What lines below include the string "JSON"? Pick them out and copy them.
(Records provided)
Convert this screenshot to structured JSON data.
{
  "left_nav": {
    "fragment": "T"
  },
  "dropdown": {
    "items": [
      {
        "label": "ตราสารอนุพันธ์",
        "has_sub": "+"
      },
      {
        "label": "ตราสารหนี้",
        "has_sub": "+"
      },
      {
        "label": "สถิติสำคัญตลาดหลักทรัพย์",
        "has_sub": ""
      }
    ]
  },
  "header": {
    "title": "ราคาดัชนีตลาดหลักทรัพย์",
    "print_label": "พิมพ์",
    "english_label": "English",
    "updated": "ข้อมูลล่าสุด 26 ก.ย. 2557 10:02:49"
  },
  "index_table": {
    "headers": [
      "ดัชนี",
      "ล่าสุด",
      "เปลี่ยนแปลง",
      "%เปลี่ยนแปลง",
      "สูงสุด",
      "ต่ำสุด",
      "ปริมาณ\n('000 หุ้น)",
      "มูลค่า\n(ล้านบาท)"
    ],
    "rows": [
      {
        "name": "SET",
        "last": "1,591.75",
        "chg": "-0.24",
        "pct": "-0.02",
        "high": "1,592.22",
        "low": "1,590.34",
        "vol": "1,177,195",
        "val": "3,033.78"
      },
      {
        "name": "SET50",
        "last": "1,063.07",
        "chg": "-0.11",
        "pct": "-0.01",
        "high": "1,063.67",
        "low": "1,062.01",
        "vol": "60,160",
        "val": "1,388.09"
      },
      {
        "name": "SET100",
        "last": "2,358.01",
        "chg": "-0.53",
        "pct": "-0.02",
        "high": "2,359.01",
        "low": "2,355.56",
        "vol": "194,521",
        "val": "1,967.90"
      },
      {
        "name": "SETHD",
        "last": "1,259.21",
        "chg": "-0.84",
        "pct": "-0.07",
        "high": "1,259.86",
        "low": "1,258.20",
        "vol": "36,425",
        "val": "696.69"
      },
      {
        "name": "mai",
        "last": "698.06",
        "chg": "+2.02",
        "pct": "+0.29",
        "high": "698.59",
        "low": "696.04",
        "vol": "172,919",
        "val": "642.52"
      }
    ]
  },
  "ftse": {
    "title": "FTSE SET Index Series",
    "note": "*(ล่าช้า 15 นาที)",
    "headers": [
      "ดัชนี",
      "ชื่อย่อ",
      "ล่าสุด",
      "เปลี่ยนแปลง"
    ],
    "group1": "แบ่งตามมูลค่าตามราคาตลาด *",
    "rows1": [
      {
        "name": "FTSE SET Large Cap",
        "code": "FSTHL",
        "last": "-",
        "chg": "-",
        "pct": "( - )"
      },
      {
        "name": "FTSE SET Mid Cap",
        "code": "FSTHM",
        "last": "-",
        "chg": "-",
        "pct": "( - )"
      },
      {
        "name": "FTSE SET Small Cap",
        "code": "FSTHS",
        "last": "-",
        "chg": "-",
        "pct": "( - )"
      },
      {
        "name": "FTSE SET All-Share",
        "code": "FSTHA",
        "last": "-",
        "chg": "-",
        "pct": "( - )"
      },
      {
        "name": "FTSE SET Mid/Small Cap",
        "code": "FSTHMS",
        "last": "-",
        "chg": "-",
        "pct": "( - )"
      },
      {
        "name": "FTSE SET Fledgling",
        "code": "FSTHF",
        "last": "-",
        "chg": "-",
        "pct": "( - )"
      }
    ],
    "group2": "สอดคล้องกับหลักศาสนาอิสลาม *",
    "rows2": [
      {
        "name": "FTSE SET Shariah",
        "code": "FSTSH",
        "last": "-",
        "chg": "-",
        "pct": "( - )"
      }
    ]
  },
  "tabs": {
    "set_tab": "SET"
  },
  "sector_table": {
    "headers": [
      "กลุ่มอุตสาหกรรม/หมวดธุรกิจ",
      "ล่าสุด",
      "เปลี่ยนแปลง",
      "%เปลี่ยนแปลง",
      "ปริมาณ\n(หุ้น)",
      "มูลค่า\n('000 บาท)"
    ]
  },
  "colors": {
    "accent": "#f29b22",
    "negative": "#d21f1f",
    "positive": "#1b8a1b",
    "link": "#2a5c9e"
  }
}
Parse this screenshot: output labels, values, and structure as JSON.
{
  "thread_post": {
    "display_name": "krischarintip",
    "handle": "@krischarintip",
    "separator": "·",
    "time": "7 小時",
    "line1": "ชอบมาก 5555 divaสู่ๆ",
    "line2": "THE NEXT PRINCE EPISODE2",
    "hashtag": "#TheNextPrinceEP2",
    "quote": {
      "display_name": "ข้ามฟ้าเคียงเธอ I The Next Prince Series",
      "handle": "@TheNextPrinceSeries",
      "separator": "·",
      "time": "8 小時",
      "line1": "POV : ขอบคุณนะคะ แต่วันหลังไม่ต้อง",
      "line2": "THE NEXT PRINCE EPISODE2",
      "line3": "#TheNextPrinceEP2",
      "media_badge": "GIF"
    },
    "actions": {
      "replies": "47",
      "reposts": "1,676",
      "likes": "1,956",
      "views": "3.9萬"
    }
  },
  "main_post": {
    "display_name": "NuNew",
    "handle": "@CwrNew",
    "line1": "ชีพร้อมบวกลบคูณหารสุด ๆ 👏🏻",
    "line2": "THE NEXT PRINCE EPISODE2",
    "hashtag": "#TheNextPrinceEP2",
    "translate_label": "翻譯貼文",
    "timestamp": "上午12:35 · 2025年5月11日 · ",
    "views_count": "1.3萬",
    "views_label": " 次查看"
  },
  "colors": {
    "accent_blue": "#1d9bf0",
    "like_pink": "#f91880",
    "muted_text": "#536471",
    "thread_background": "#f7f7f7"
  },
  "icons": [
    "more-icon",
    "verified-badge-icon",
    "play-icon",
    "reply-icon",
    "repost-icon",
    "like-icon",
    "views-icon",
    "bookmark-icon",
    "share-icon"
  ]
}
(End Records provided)
Expected answer:
Convert this screenshot to structured JSON data.
Parse this screenshot: output labels, values, and structure as JSON.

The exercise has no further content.